Assignment:
All lines in the records below with the word "selected" must be returned.
++++++++++
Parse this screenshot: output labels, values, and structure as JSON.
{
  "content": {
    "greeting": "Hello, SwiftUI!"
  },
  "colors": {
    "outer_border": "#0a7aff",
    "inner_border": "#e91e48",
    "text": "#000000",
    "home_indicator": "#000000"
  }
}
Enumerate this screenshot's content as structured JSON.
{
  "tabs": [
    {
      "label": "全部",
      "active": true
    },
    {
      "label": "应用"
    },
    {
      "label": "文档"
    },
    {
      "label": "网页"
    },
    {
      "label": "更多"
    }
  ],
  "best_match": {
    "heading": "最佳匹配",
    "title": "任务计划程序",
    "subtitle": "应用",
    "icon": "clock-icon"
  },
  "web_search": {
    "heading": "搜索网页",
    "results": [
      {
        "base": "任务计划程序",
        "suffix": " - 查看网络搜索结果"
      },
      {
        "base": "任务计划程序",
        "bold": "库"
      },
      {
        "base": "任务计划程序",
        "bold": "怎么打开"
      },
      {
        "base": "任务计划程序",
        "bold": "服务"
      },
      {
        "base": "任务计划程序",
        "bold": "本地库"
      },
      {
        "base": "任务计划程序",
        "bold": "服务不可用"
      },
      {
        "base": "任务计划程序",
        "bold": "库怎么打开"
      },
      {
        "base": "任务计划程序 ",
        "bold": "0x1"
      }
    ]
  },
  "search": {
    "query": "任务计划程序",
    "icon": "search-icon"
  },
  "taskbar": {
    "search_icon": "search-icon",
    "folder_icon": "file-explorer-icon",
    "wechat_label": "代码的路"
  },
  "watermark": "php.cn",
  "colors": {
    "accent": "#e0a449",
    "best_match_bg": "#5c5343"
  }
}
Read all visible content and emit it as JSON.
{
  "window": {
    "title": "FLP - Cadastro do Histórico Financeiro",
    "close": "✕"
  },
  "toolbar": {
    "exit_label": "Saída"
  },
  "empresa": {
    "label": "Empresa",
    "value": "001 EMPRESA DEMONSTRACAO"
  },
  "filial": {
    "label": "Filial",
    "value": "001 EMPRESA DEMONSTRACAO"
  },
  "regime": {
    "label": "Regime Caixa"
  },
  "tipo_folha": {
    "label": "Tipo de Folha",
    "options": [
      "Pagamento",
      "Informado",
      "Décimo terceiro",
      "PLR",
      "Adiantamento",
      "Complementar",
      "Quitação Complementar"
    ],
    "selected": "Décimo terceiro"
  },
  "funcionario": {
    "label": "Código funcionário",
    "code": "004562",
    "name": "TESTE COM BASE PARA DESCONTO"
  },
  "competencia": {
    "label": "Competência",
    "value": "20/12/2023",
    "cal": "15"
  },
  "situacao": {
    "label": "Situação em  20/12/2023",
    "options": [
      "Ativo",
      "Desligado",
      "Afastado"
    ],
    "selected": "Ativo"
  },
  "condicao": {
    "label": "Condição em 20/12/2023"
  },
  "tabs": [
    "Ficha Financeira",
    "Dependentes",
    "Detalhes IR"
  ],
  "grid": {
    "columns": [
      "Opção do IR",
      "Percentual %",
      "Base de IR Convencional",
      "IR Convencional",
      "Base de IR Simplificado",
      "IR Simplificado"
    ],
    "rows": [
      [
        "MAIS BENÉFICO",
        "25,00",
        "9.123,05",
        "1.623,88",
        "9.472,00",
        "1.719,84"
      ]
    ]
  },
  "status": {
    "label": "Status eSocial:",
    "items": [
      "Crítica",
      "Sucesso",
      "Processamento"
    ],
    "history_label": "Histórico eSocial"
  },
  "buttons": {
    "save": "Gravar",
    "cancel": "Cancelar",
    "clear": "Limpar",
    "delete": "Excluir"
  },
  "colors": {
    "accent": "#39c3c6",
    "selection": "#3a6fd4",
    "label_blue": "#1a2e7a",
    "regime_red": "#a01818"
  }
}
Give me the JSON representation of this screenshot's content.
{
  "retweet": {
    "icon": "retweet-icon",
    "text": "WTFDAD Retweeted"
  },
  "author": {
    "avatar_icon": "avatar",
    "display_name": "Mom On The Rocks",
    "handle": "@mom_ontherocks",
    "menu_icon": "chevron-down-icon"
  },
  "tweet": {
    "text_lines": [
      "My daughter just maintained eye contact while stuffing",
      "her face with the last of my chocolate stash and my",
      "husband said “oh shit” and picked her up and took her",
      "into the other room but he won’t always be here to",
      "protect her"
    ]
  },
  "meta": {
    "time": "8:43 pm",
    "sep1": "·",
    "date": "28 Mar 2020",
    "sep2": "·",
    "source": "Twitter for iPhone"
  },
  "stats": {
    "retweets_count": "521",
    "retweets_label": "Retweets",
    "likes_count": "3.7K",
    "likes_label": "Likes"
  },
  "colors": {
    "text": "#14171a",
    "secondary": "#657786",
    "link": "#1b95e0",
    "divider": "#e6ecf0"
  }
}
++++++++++
Completed exercise:
    "selected": "Décimo terceiro"
    "selected": "Ativo"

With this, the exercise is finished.